> _What you are asked to do_
Output all the data below verbatim.
=== Section Start ===
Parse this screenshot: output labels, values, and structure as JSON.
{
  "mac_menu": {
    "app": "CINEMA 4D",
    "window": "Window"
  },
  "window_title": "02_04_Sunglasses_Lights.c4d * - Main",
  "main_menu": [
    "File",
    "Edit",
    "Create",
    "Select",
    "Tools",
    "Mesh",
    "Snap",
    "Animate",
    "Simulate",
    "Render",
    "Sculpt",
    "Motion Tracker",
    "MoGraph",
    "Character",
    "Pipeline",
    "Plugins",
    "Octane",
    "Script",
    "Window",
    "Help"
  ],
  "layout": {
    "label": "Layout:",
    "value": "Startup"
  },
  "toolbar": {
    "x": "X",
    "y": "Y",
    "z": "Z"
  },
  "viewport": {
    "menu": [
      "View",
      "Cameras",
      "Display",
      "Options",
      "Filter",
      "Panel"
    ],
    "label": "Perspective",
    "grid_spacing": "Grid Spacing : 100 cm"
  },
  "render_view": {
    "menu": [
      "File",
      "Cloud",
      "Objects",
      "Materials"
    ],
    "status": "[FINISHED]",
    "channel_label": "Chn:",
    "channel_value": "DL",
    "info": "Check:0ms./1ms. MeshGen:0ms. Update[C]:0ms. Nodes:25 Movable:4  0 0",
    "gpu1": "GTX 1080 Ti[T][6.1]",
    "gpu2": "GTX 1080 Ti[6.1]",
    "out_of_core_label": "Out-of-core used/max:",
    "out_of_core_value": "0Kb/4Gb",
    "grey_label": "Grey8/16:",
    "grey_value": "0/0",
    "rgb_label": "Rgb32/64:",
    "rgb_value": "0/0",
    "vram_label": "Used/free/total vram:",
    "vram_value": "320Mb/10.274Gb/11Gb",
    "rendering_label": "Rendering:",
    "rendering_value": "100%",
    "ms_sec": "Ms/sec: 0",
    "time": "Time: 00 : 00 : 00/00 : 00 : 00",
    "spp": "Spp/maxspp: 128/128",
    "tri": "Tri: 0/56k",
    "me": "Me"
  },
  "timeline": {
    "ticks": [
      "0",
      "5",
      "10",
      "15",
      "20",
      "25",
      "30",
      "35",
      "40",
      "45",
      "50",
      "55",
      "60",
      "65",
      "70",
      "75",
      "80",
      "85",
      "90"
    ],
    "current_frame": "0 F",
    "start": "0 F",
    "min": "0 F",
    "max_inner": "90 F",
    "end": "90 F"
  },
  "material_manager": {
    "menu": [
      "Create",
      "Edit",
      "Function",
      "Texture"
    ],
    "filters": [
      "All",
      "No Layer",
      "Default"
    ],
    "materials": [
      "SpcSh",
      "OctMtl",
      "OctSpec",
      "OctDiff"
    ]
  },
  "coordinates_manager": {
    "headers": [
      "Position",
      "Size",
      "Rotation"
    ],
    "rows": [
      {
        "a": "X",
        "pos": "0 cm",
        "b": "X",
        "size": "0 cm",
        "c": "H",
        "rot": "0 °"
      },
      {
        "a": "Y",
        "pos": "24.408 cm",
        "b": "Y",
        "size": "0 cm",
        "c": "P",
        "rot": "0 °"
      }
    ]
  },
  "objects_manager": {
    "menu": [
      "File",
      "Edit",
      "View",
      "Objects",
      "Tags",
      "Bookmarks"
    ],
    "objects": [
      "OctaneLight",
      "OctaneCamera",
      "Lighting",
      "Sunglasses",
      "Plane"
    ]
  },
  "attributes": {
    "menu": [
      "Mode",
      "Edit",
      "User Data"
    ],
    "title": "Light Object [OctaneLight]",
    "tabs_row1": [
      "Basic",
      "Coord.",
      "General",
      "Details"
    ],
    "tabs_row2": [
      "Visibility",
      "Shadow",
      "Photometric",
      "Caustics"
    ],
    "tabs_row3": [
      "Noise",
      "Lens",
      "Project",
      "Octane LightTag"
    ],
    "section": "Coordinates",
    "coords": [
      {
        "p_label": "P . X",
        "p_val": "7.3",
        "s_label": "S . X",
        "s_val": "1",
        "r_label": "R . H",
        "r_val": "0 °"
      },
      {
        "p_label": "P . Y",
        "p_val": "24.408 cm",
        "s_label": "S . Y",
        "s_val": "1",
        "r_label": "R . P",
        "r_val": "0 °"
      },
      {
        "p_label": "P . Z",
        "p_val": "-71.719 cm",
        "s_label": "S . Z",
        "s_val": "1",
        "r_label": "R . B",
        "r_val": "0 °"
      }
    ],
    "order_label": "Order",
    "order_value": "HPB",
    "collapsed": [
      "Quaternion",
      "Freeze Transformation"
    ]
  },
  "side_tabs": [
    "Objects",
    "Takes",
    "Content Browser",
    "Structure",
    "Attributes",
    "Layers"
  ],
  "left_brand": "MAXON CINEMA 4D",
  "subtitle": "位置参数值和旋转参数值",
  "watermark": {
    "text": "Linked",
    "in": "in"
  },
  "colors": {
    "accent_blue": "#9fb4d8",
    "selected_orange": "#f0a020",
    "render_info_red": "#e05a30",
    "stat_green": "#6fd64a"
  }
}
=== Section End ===
> _Written response_
Parse this screenshot: output labels, values, and structure as JSON.
{
  "mac_menu": {
    "app": "CINEMA 4D",
    "window": "Window"
  },
  "window_title": "02_04_Sunglasses_Lights.c4d * - Main",
  "main_menu": [
    "File",
    "Edit",
    "Create",
    "Select",
    "Tools",
    "Mesh",
    "Snap",
    "Animate",
    "Simulate",
    "Render",
    "Sculpt",
    "Motion Tracker",
    "MoGraph",
    "Character",
    "Pipeline",
    "Plugins",
    "Octane",
    "Script",
    "Window",
    "Help"
  ],
  "layout": {
    "label": "Layout:",
    "value": "Startup"
  },
  "toolbar": {
    "x": "X",
    "y": "Y",
    "z": "Z"
  },
  "viewport": {
    "menu": [
      "View",
      "Cameras",
      "Display",
      "Options",
      "Filter",
      "Panel"
    ],
    "label": "Perspective",
    "grid_spacing": "Grid Spacing : 100 cm"
  },
  "render_view": {
    "menu": [
      "File",
      "Cloud",
      "Objects",
      "Materials"
    ],
    "status": "[FINISHED]",
    "channel_label": "Chn:",
    "channel_value": "DL",
    "info": "Check:0ms./1ms. MeshGen:0ms. Update[C]:0ms. Nodes:25 Movable:4  0 0",
    "gpu1": "GTX 1080 Ti[T][6.1]",
    "gpu2": "GTX 1080 Ti[6.1]",
    "out_of_core_label": "Out-of-core used/max:",
    "out_of_core_value": "0Kb/4Gb",
    "grey_label": "Grey8/16:",
    "grey_value": "0/0",
    "rgb_label": "Rgb32/64:",
    "rgb_value": "0/0",
    "vram_label": "Used/free/total vram:",
    "vram_value": "320Mb/10.274Gb/11Gb",
    "rendering_label": "Rendering:",
    "rendering_value": "100%",
    "ms_sec": "Ms/sec: 0",
    "time": "Time: 00 : 00 : 00/00 : 00 : 00",
    "spp": "Spp/maxspp: 128/128",
    "tri": "Tri: 0/56k",
    "me": "Me"
  },
  "timeline": {
    "ticks": [
      "0",
      "5",
      "10",
      "15",
      "20",
      "25",
      "30",
      "35",
      "40",
      "45",
      "50",
      "55",
      "60",
      "65",
      "70",
      "75",
      "80",
      "85",
      "90"
    ],
    "current_frame": "0 F",
    "start": "0 F",
    "min": "0 F",
    "max_inner": "90 F",
    "end": "90 F"
  },
  "material_manager": {
    "menu": [
      "Create",
      "Edit",
      "Function",
      "Texture"
    ],
    "filters": [
      "All",
      "No Layer",
      "Default"
    ],
    "materials": [
      "SpcSh",
      "OctMtl",
      "OctSpec",
      "OctDiff"
    ]
  },
  "coordinates_manager": {
    "headers": [
      "Position",
      "Size",
      "Rotation"
    ],
    "rows": [
      {
        "a": "X",
        "pos": "0 cm",
        "b": "X",
        "size": "0 cm",
        "c": "H",
        "rot": "0 °"
      },
      {
        "a": "Y",
        "pos": "24.408 cm",
        "b": "Y",
        "size": "0 cm",
        "c": "P",
        "rot": "0 °"
      }
    ]
  },
  "objects_manager": {
    "menu": [
      "File",
      "Edit",
      "View",
      "Objects",
      "Tags",
      "Bookmarks"
    ],
    "objects": [
      "OctaneLight",
      "OctaneCamera",
      "Lighting",
      "Sunglasses",
      "Plane"
    ]
  },
  "attributes": {
    "menu": [
      "Mode",
      "Edit",
      "User Data"
    ],
    "title": "Light Object [OctaneLight]",
    "tabs_row1": [
      "Basic",
      "Coord.",
      "General",
      "Details"
    ],
    "tabs_row2": [
      "Visibility",
      "Shadow",
      "Photometric",
      "Caustics"
    ],
    "tabs_row3": [
      "Noise",
      "Lens",
      "Project",
      "Octane LightTag"
    ],
    "section": "Coordinates",
    "coords": [
      {
        "p_label": "P . X",
        "p_val": "7.3",
        "s_label": "S . X",
        "s_val": "1",
        "r_label": "R . H",
        "r_val": "0 °"
      },
      {
        "p_label": "P . Y",
        "p_val": "24.408 cm",
        "s_label": "S . Y",
        "s_val": "1",
        "r_label": "R . P",
        "r_val": "0 °"
      },
      {
        "p_label": "P . Z",
        "p_val": "-71.719 cm",
        "s_label": "S . Z",
        "s_val": "1",
        "r_label": "R . B",
        "r_val": "0 °"
      }
    ],
    "order_label": "Order",
    "order_value": "HPB",
    "collapsed": [
      "Quaternion",
      "Freeze Transformation"
    ]
  },
  "side_tabs": [
    "Objects",
    "Takes",
    "Content Browser",
    "Structure",
    "Attributes",
    "Layers"
  ],
  "left_brand": "MAXON CINEMA 4D",
  "subtitle": "位置参数值和旋转参数值",
  "watermark": {
    "text": "Linked",
    "in": "in"
  },
  "colors": {
    "accent_blue": "#9fb4d8",
    "selected_orange": "#f0a020",
    "render_info_red": "#e05a30",
    "stat_green": "#6fd64a"
  }
}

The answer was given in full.